“Dentists and doctors may be able to “train” their patients’ innate immune cells to protect against infections in the mouth, at a time when the risk of infection is high, such as during chemotherapy, according to a recent study in Cell.

“This innate immune training takes place in the bone marrow and results in the production of increased numbers of white blood cells (neutrophils) that can readily fight infections in the oral cavity and elsewhere in the body,” lead author, George Hajishengallis, DDS, PhD, told Incisor in an email interview.

“This could be a strategy to prime the immune system not only prior to a situation where the risk of infection is high, but also prior to chemotherapy to prevent depletion of our immune system’s neutrophils,” explained Dr. Hajishengallis, who is a professor at the University of Pennsylvania School of Dental Medicine. One troubling side effect of chemotherapy is an increased risk of infection in the mouth.

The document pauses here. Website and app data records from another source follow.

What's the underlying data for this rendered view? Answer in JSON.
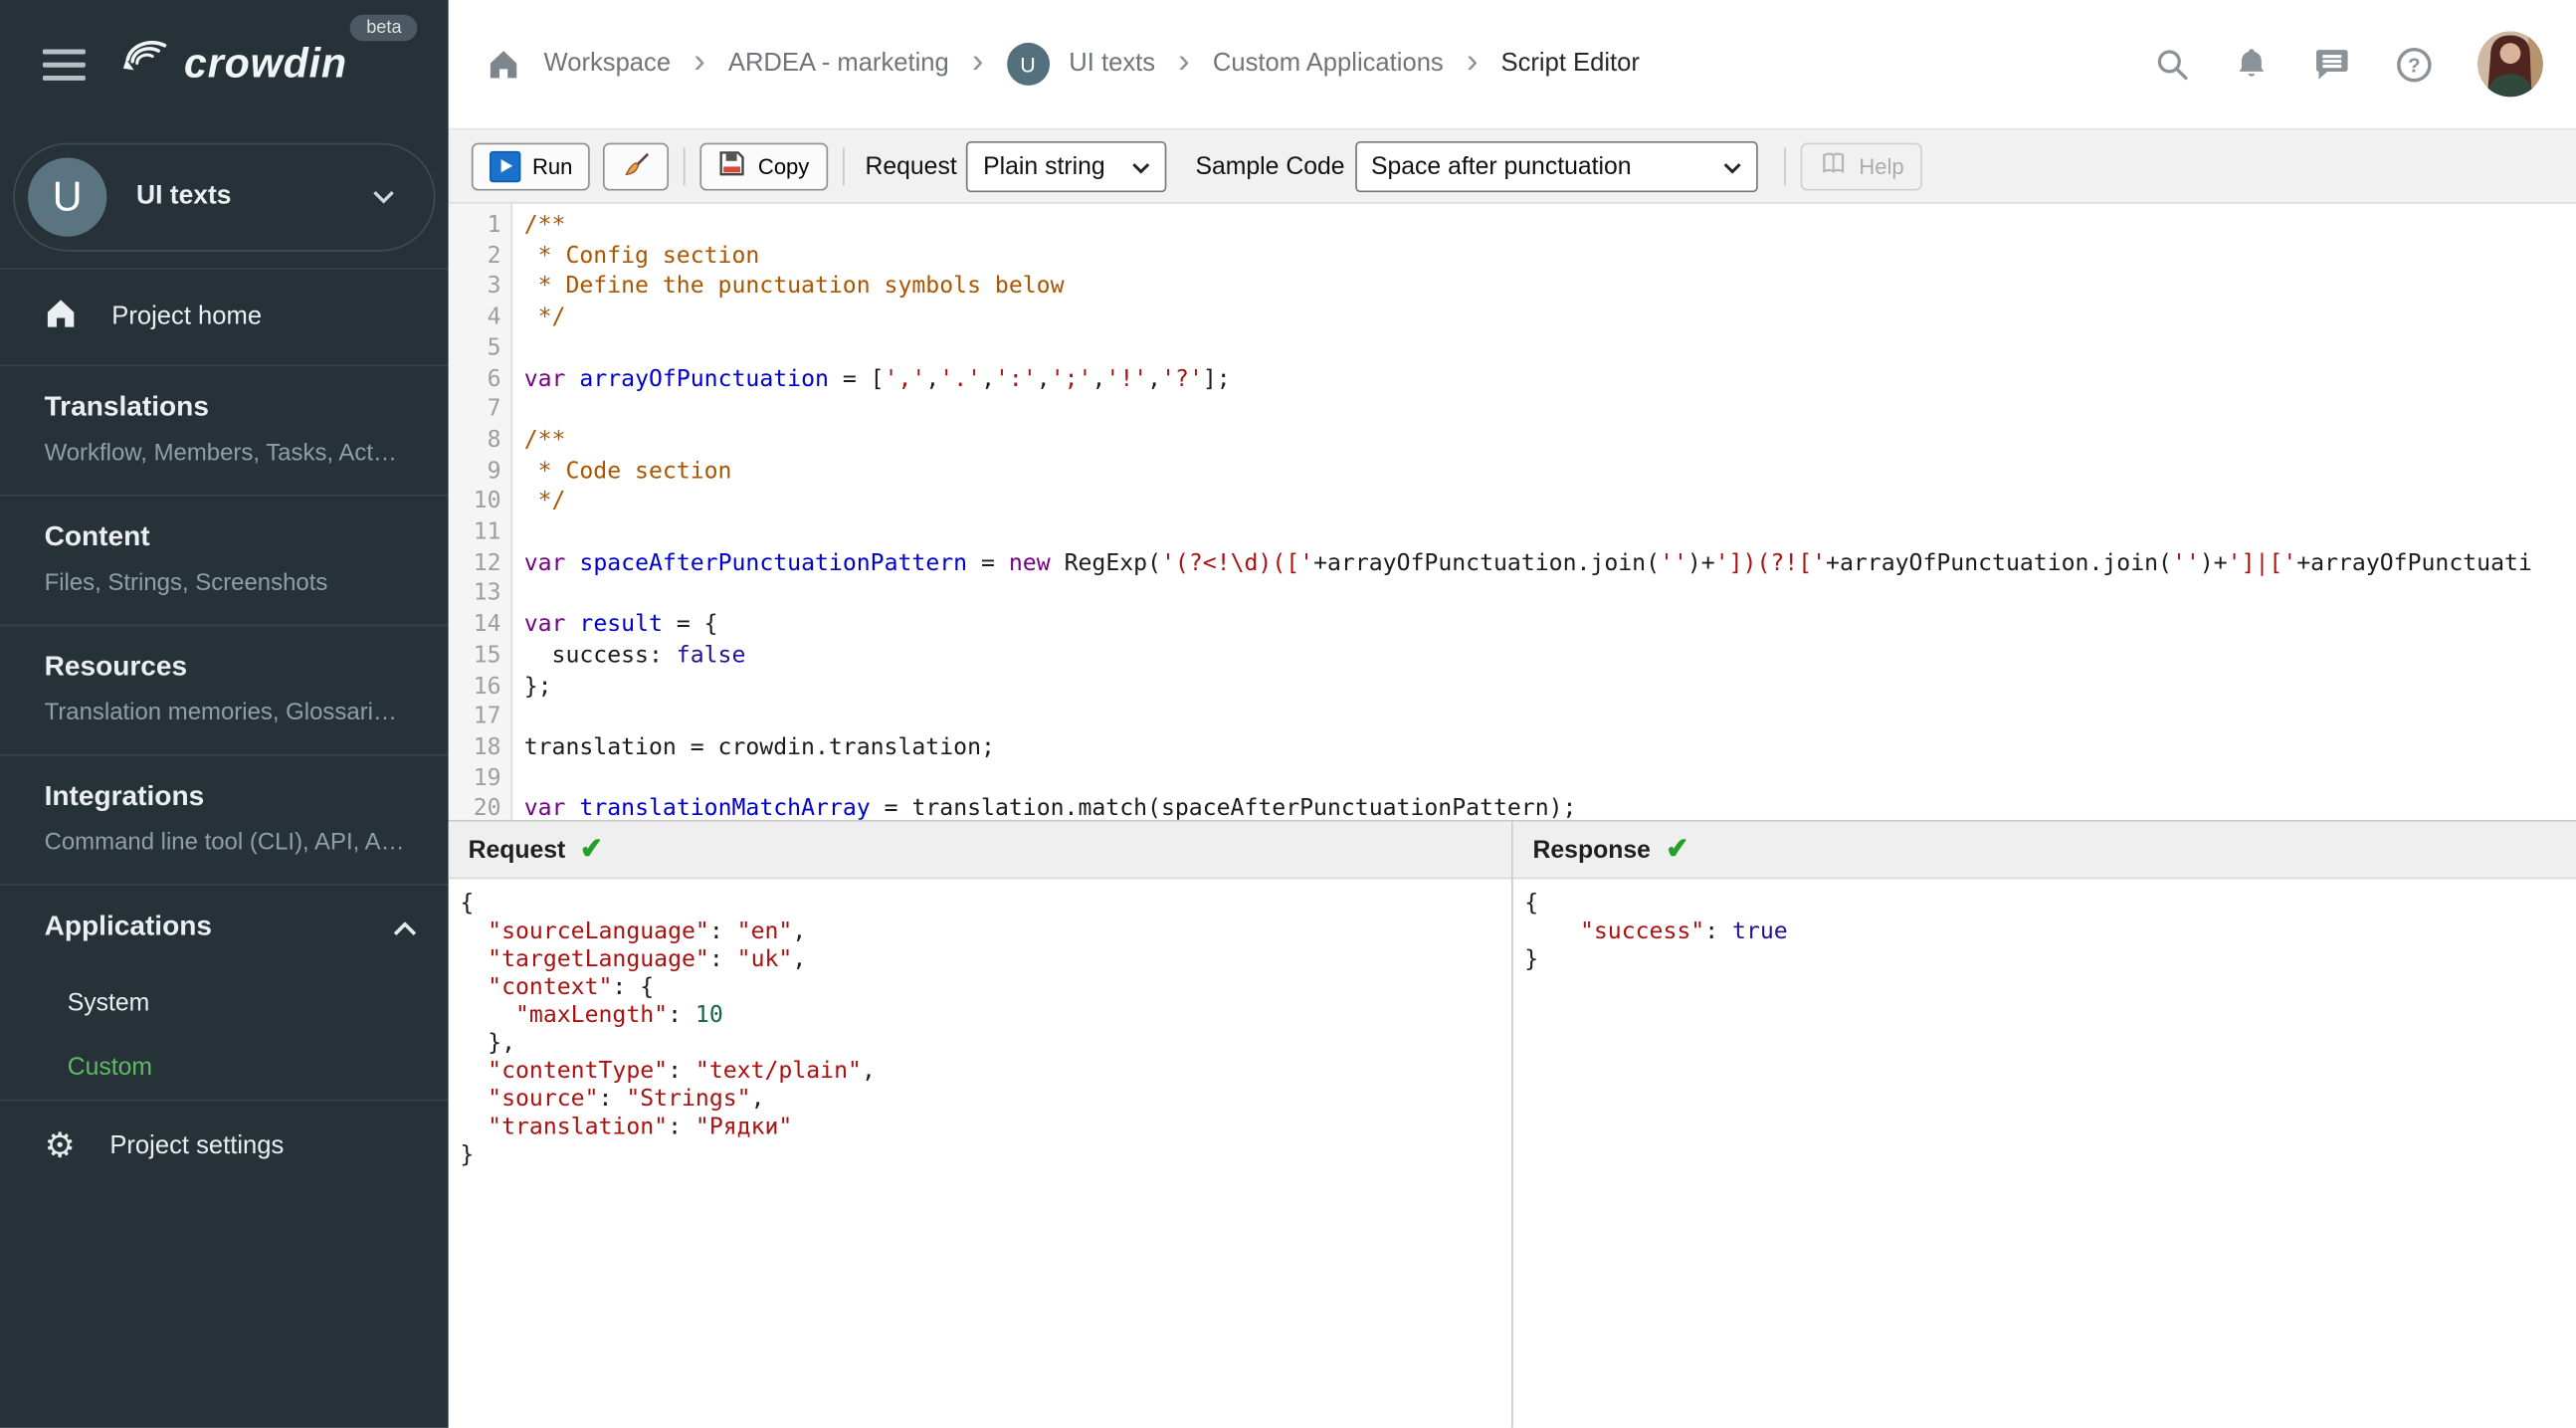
{
  "colors": {
    "sidebar_bg": "#263238",
    "sidebar_muted_text": "#8da0a9",
    "active_green": "#5fba65",
    "check_green": "#23a127",
    "run_icon_blue": "#1a72cd",
    "code_comment": "#aa5500",
    "code_keyword": "#770088",
    "code_def": "#0000cc",
    "code_string": "#aa1111",
    "code_number": "#116644",
    "code_atom": "#221199"
  },
  "topbar": {
    "logo_text": "crowdin",
    "beta_badge": "beta",
    "project_initial": "U",
    "breadcrumb": [
      "Workspace",
      "ARDEA - marketing",
      "UI texts",
      "Custom Applications",
      "Script Editor"
    ]
  },
  "sidebar": {
    "project": {
      "initial": "U",
      "name": "UI texts"
    },
    "home_label": "Project home",
    "sections": [
      {
        "title": "Translations",
        "subtitle": "Workflow, Members, Tasks, Act…"
      },
      {
        "title": "Content",
        "subtitle": "Files, Strings, Screenshots"
      },
      {
        "title": "Resources",
        "subtitle": "Translation memories, Glossari…"
      },
      {
        "title": "Integrations",
        "subtitle": "Command line tool (CLI), API, A…"
      }
    ],
    "applications": {
      "title": "Applications",
      "items": [
        {
          "label": "System"
        },
        {
          "label": "Custom"
        }
      ],
      "active_item": "Custom"
    },
    "settings_label": "Project settings"
  },
  "toolbar": {
    "run_label": "Run",
    "copy_label": "Copy",
    "request_label": "Request",
    "request_value": "Plain string",
    "sample_code_label": "Sample Code",
    "sample_code_value": "Space after punctuation",
    "help_label": "Help"
  },
  "editor": {
    "lines": [
      {
        "tokens": [
          [
            "c",
            "/**"
          ]
        ]
      },
      {
        "tokens": [
          [
            "c",
            " * Config section"
          ]
        ]
      },
      {
        "tokens": [
          [
            "c",
            " * Define the punctuation symbols below"
          ]
        ]
      },
      {
        "tokens": [
          [
            "c",
            " */"
          ]
        ]
      },
      {
        "tokens": []
      },
      {
        "tokens": [
          [
            "k",
            "var"
          ],
          [
            "t",
            " "
          ],
          [
            "d",
            "arrayOfPunctuation"
          ],
          [
            "t",
            " = ["
          ],
          [
            "s",
            "','"
          ],
          [
            "t",
            ","
          ],
          [
            "s",
            "'.'"
          ],
          [
            "t",
            ","
          ],
          [
            "s",
            "':'"
          ],
          [
            "t",
            ","
          ],
          [
            "s",
            "';'"
          ],
          [
            "t",
            ","
          ],
          [
            "s",
            "'!'"
          ],
          [
            "t",
            ","
          ],
          [
            "s",
            "'?'"
          ],
          [
            "t",
            "];"
          ]
        ]
      },
      {
        "tokens": []
      },
      {
        "tokens": [
          [
            "c",
            "/**"
          ]
        ]
      },
      {
        "tokens": [
          [
            "c",
            " * Code section"
          ]
        ]
      },
      {
        "tokens": [
          [
            "c",
            " */"
          ]
        ]
      },
      {
        "tokens": []
      },
      {
        "tokens": [
          [
            "k",
            "var"
          ],
          [
            "t",
            " "
          ],
          [
            "d",
            "spaceAfterPunctuationPattern"
          ],
          [
            "t",
            " = "
          ],
          [
            "k",
            "new"
          ],
          [
            "t",
            " RegExp("
          ],
          [
            "s",
            "'(?<!\\d)(['"
          ],
          [
            "t",
            "+arrayOfPunctuation.join("
          ],
          [
            "s",
            "''"
          ],
          [
            "t",
            ")+"
          ],
          [
            "s",
            "'])(?!['"
          ],
          [
            "t",
            "+arrayOfPunctuation.join("
          ],
          [
            "s",
            "''"
          ],
          [
            "t",
            ")+"
          ],
          [
            "s",
            "']|['"
          ],
          [
            "t",
            "+arrayOfPunctuati"
          ]
        ]
      },
      {
        "tokens": []
      },
      {
        "tokens": [
          [
            "k",
            "var"
          ],
          [
            "t",
            " "
          ],
          [
            "d",
            "result"
          ],
          [
            "t",
            " = {"
          ]
        ]
      },
      {
        "tokens": [
          [
            "t",
            "  success: "
          ],
          [
            "a",
            "false"
          ]
        ]
      },
      {
        "tokens": [
          [
            "t",
            "};"
          ]
        ]
      },
      {
        "tokens": []
      },
      {
        "tokens": [
          [
            "t",
            "translation = crowdin.translation;"
          ]
        ]
      },
      {
        "tokens": []
      },
      {
        "tokens": [
          [
            "k",
            "var"
          ],
          [
            "t",
            " "
          ],
          [
            "d",
            "translationMatchArray"
          ],
          [
            "t",
            " = translation.match(spaceAfterPunctuationPattern);"
          ]
        ]
      },
      {
        "tokens": []
      }
    ]
  },
  "request_panel": {
    "title": "Request",
    "status": "success",
    "lines": [
      {
        "tokens": [
          [
            "t",
            "{"
          ]
        ]
      },
      {
        "tokens": [
          [
            "t",
            "  "
          ],
          [
            "s",
            "\"sourceLanguage\""
          ],
          [
            "t",
            ": "
          ],
          [
            "s",
            "\"en\""
          ],
          [
            "t",
            ","
          ]
        ]
      },
      {
        "tokens": [
          [
            "t",
            "  "
          ],
          [
            "s",
            "\"targetLanguage\""
          ],
          [
            "t",
            ": "
          ],
          [
            "s",
            "\"uk\""
          ],
          [
            "t",
            ","
          ]
        ]
      },
      {
        "tokens": [
          [
            "t",
            "  "
          ],
          [
            "s",
            "\"context\""
          ],
          [
            "t",
            ": {"
          ]
        ]
      },
      {
        "tokens": [
          [
            "t",
            "    "
          ],
          [
            "s",
            "\"maxLength\""
          ],
          [
            "t",
            ": "
          ],
          [
            "n",
            "10"
          ]
        ]
      },
      {
        "tokens": [
          [
            "t",
            "  },"
          ]
        ]
      },
      {
        "tokens": [
          [
            "t",
            "  "
          ],
          [
            "s",
            "\"contentType\""
          ],
          [
            "t",
            ": "
          ],
          [
            "s",
            "\"text/plain\""
          ],
          [
            "t",
            ","
          ]
        ]
      },
      {
        "tokens": [
          [
            "t",
            "  "
          ],
          [
            "s",
            "\"source\""
          ],
          [
            "t",
            ": "
          ],
          [
            "s",
            "\"Strings\""
          ],
          [
            "t",
            ","
          ]
        ]
      },
      {
        "tokens": [
          [
            "t",
            "  "
          ],
          [
            "s",
            "\"translation\""
          ],
          [
            "t",
            ": "
          ],
          [
            "s",
            "\"Рядки\""
          ]
        ]
      },
      {
        "tokens": [
          [
            "t",
            "}"
          ]
        ]
      }
    ]
  },
  "response_panel": {
    "title": "Response",
    "status": "success",
    "lines": [
      {
        "tokens": [
          [
            "t",
            "{"
          ]
        ]
      },
      {
        "tokens": [
          [
            "t",
            "    "
          ],
          [
            "s",
            "\"success\""
          ],
          [
            "t",
            ": "
          ],
          [
            "a",
            "true"
          ]
        ]
      },
      {
        "tokens": [
          [
            "t",
            "}"
          ]
        ]
      }
    ]
  }
}
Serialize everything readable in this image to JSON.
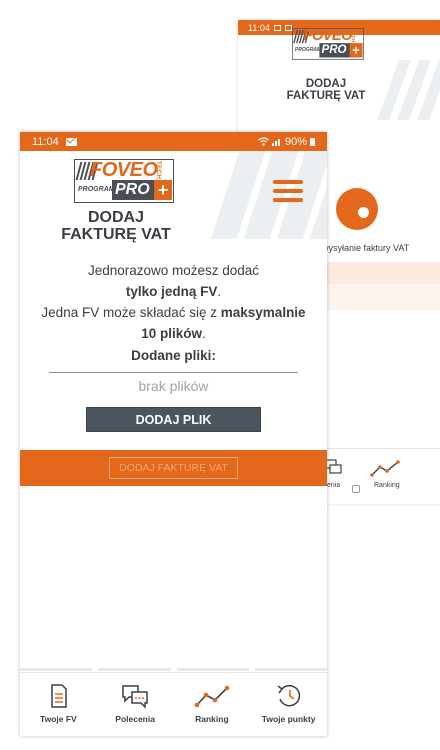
{
  "back_screen": {
    "status_time": "11:04",
    "logo": {
      "brand": "FOVEO",
      "sub": "TECH",
      "program": "PROGRAM",
      "pro": "PRO",
      "plus": "+"
    },
    "title_line1": "DODAJ",
    "title_line2": "FAKTURĘ VAT",
    "caption": "wysyłanie faktury VAT",
    "nav_labels": [
      "lecenia",
      "Ranking"
    ]
  },
  "status_bar": {
    "time": "11:04",
    "battery": "90%"
  },
  "logo": {
    "brand": "FOVEO",
    "sub": "TECH",
    "program": "PROGRAM",
    "pro": "PRO",
    "plus": "+"
  },
  "page": {
    "title_line1": "DODAJ",
    "title_line2": "FAKTURĘ VAT"
  },
  "description": {
    "line1": "Jednorazowo możesz dodać",
    "line2_bold": "tylko jedną FV",
    "line2_end": ".",
    "line3_start": "Jedna FV może składać się z ",
    "line3_bold": "maksymalnie",
    "line4_bold": "10 plików",
    "line4_end": "."
  },
  "files": {
    "label": "Dodane pliki:",
    "empty_text": "brak plików"
  },
  "buttons": {
    "add_file": "DODAJ PLIK",
    "add_invoice": "DODAJ FAKTURĘ VAT"
  },
  "colors": {
    "accent": "#e3681b",
    "dark": "#4c555e",
    "text": "#3a3f46"
  },
  "bottom_nav": [
    {
      "label": "Twoje FV",
      "icon": "document-icon"
    },
    {
      "label": "Polecenia",
      "icon": "chat-bubbles-icon"
    },
    {
      "label": "Ranking",
      "icon": "trend-line-icon"
    },
    {
      "label": "Twoje punkty",
      "icon": "history-clock-icon"
    }
  ]
}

Chemotherapy kills cancer cells, but also the cells that patients need to protect themselves against opportunistic infections.”

Click here for entire article.